...content Lifestyle interventions for acute gout John HY Moi 1,* , Melonie K Sriranganathan...Buchbinder R. Lifestyle interventions for acute gout. Cochrane Database of Systematic Reviews...comparison. Lifestyle interventions for acute gout Lifestyle interventions for acute gout...
Cochrane Database of Systematic Reviews, 04 November 2013 - Publisher: John Wiley & Sons, Ltd
... Lifestyle interventions for chronic gout John HY Moi 1,* , Melonie K Sriranganathan...R. Lifestyle interventions for chronic gout. Cochrane Database of Systematic Reviews...skim milk and lactose powder for chronic gout Skim milk enriched with GMP/G600 compared...
Cochrane Database of Systematic Reviews, 31 May 2013 - Publisher: John Wiley & Sons, Ltd
...screening following consultation for acute gout in primary care Edward Roddy 1 , 2...patients, following consultation for acute gout in primary care. Methods. This study...identified at 10 participating practices from gout-related Read morbidity codes. Lipid...
10 February 2010 - Publisher: Rheumatology - Publication type: Medicines Management
...bone. Crystal deposition — principally gout or, rarely, pseudogout. Systemic disease...on Baker's cyst, Cellulitis - acute, Gout, Greater trochanteric pain syndrome... Crystal deposition — principally gout or, rarely, pseudogout [Wasserman et...
Clinical Knowledge Summaries, 01 November 2010
...Managing any associated conditions, such as gout, cellulitis, or rheumatoid arthritis...sites. There are separate CKS topics on Gout, Greater trochanteric pain syndrome... Systemic conditions — most commonly gout or rheumatoid arthritis (intra-bursal...
Clinical Knowledge Summaries, 11 October 2010
...disease, atrial fibrillation, diabetes, gout, and renal impairment. Scenario...Atrial fibrillation . Diabetes . Gout . Renal impairment . Basis for recommendation...chronic obstructive pulmonary disease. Gout. Valve disease. Basis for recommendation...
Clinical Knowledge Summaries, 29 November 2010
...Necrotizing fasciitis. Gangrene. Acute gout. Adverse drug reactions. Metastatic...topic on Deep vein thrombosis. Acute gout — swelling, redness, warmth, and pain...skin around the joint may be inflamed (gout cellulitis). For more information see...

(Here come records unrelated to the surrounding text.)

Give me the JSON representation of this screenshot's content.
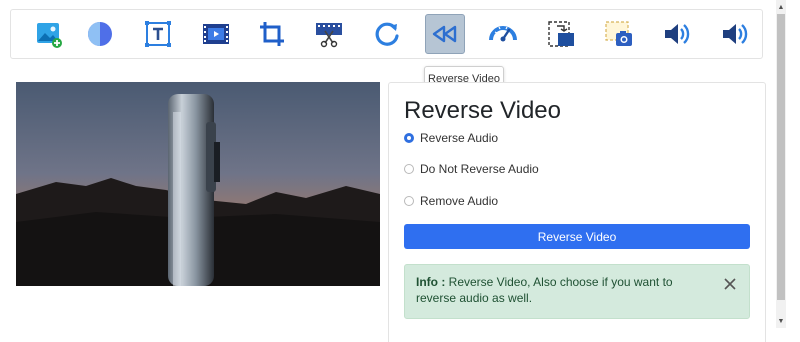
{
  "toolbar": {
    "tools": [
      {
        "icon": "add-image-icon"
      },
      {
        "icon": "color-filter-icon"
      },
      {
        "icon": "text-icon"
      },
      {
        "icon": "film-icon"
      },
      {
        "icon": "crop-icon"
      },
      {
        "icon": "cut-video-icon"
      },
      {
        "icon": "rotate-icon"
      },
      {
        "icon": "reverse-video-icon",
        "active": true
      },
      {
        "icon": "speedometer-icon"
      },
      {
        "icon": "resize-icon"
      },
      {
        "icon": "screenshot-camera-icon"
      },
      {
        "icon": "volume-icon"
      },
      {
        "icon": "volume-icon"
      }
    ]
  },
  "tooltip": "Reverse Video",
  "panel": {
    "title": "Reverse Video",
    "options": [
      {
        "label": "Reverse Audio",
        "checked": true
      },
      {
        "label": "Do Not Reverse Audio",
        "checked": false
      },
      {
        "label": "Remove Audio",
        "checked": false
      }
    ],
    "button_label": "Reverse Video",
    "info": {
      "prefix": "Info :",
      "text": " Reverse Video, Also choose if you want to reverse audio as well."
    }
  },
  "colors": {
    "primary": "#2f6ff0",
    "alert_bg": "#d4eadd",
    "active_tool": "#b6c5d4"
  }
}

Clinical Knowledge Summaries, 01 September 2012
...Diuretics are best avoided in people with gout — they can cause hyperuricaemia (increased serum uric acid levels) and gout. If a thiazide-type diuretic is necessary...with allopurinol. See the CKS topic on Gout. Thiazide-type diuretics should...

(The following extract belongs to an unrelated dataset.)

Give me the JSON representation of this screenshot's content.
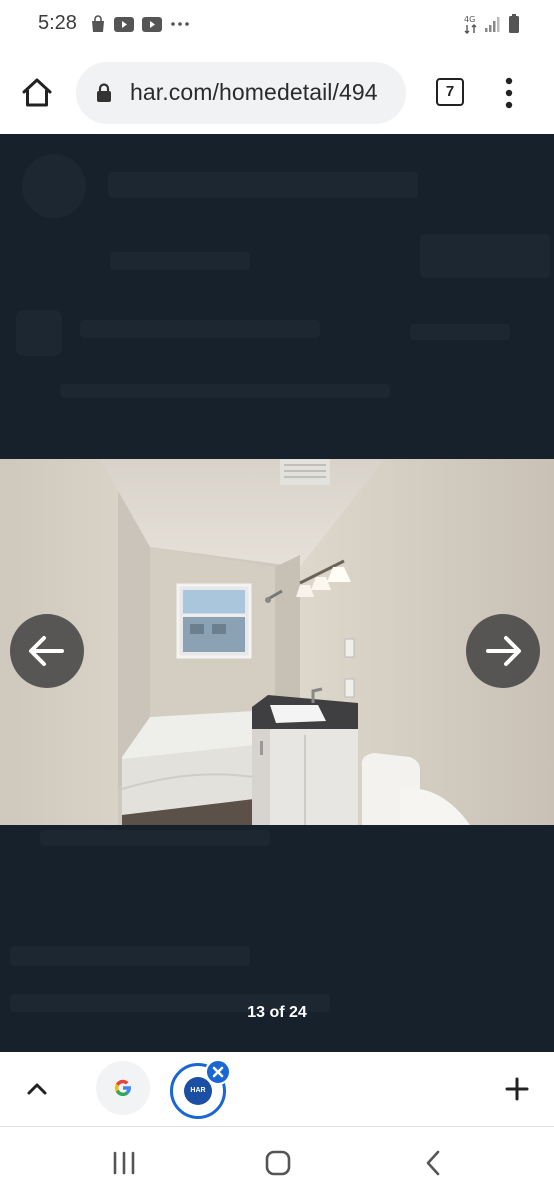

Clinical Knowledge Summaries, 01 April 2012
...suitable for people with aspirin allergy, renal insufficiency, gout, or who are taking an anticoagulant such as warfarin, as well...suitable for people with aspirin allergy, renal insufficiency, gout, or those taking anticoagulants [Hill and Ryan, 2008; CDC...

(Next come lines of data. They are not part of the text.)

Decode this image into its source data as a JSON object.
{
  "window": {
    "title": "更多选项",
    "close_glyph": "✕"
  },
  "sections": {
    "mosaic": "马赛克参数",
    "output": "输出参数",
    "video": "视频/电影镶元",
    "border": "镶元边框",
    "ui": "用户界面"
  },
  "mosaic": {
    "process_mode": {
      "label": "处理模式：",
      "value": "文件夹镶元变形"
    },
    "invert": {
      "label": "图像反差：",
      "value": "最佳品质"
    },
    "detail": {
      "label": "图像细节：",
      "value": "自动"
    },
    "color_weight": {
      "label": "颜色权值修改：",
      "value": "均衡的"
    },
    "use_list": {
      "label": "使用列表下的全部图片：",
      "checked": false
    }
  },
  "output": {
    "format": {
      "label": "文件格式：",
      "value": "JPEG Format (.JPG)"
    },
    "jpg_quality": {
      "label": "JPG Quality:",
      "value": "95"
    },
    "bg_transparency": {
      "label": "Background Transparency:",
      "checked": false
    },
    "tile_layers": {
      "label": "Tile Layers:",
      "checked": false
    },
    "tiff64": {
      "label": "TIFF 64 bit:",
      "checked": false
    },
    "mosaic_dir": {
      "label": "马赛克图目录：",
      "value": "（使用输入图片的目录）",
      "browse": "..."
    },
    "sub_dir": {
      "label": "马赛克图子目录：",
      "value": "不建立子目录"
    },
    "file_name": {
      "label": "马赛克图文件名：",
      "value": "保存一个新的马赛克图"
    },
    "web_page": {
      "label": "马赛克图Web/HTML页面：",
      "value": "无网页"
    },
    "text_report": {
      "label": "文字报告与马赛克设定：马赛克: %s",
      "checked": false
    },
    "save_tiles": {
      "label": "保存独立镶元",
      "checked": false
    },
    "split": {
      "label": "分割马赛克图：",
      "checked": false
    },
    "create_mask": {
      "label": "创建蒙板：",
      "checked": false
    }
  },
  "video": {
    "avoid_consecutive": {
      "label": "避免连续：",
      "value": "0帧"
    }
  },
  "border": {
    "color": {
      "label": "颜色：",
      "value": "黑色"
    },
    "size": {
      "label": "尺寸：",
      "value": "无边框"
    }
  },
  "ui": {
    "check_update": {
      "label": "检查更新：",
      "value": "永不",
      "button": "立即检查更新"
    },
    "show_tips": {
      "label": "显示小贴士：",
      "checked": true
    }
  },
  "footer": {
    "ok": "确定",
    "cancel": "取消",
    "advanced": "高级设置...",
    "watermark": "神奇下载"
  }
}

Clinical Knowledge Summaries, 01 May 2013
Searches related to “Gout”
- Clear all filters
Select one of the 'BNF/BNFc section' options below to narrow your search
- Areas of interest
Types of information
Select one or more of the 'type of information' options below to narrow your search
Start typing a Source name to narrow your search, or select one or more from the A-Z list
- British National Formulary - BNF (1)
- Clinical Knowledge Summaries - CKS (9)
- Cochrane Central Register of Controlled Trials(1)
- Cochrane Database of Systematic Reviews (9)
- Diabetes UK(1)
- electronic Medicines Compendium - eMC (69)
- National Institute for Health and Care Excellence - NICE (3)
- NIHR Journals Library - Health Technology Assessment(1)
- Patient UK(4)
Medicines and devices
Start typing a Medicine or device name to narrow your search, or select one or more from the A-Z list
- Certolizumab pegol(11)
- Diclofenac potassium(17)
- Diclofenac sodium(56)
- Fusidic acid(14)
- Interferon alfa-2b(10)
- Irbesartan + hydrochlorothiazide(7)
- Losartan + hydrochlorothiazide(12)
- Mefenamic acid(21)
- Methylprednisolone acetate(10)
- Mycophenolate mofetil(26)
- Mycophenolic acid(13)
- Parathyroid hormone(8)
- Peginterferon alfa-2b(12)
- Propylene glycol(10)
- Salicylic acid(9)
- Sodium chloride(11)
- Strontium ranelate(8)
- Tiaprofenic acid(10)
- Triamcinolone acetonide(15)
- Valsartan + hydrochlorothiazide(10)